(Raw data)

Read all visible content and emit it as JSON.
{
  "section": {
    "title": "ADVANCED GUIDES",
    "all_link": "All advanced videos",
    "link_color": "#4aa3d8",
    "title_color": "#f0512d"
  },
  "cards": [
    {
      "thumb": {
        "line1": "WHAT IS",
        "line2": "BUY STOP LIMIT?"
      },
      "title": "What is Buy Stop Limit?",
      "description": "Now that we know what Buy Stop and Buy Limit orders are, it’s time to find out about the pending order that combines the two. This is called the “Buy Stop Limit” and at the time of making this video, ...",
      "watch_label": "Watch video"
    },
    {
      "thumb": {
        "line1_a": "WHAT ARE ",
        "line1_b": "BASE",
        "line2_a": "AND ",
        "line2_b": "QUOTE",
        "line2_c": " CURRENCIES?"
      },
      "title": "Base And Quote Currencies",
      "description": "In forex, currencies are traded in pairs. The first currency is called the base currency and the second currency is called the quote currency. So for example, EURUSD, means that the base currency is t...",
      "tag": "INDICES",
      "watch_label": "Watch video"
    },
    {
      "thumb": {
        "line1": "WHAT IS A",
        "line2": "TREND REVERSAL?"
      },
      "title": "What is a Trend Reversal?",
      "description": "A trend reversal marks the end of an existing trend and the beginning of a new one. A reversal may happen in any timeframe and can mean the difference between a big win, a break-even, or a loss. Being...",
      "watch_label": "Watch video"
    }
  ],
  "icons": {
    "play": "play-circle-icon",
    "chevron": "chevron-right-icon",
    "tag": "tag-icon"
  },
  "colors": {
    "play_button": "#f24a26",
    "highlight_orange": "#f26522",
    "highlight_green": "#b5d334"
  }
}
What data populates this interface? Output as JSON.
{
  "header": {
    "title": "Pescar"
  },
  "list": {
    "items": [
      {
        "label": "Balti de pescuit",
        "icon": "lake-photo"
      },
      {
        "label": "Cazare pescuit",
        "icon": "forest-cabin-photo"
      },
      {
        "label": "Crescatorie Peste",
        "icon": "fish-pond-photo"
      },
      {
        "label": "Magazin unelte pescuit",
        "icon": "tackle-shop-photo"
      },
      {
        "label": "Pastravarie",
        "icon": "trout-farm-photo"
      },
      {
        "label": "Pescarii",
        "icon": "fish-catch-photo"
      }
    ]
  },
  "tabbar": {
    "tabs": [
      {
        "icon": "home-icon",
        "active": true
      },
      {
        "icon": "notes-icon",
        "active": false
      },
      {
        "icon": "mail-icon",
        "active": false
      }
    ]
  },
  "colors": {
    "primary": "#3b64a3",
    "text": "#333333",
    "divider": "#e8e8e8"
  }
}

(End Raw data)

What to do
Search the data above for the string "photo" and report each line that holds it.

Exercise response
        "icon": "lake-photo"
        "icon": "forest-cabin-photo"
        "icon": "fish-pond-photo"
        "icon": "tackle-shop-photo"
        "icon": "trout-farm-photo"
        "icon": "fish-catch-photo"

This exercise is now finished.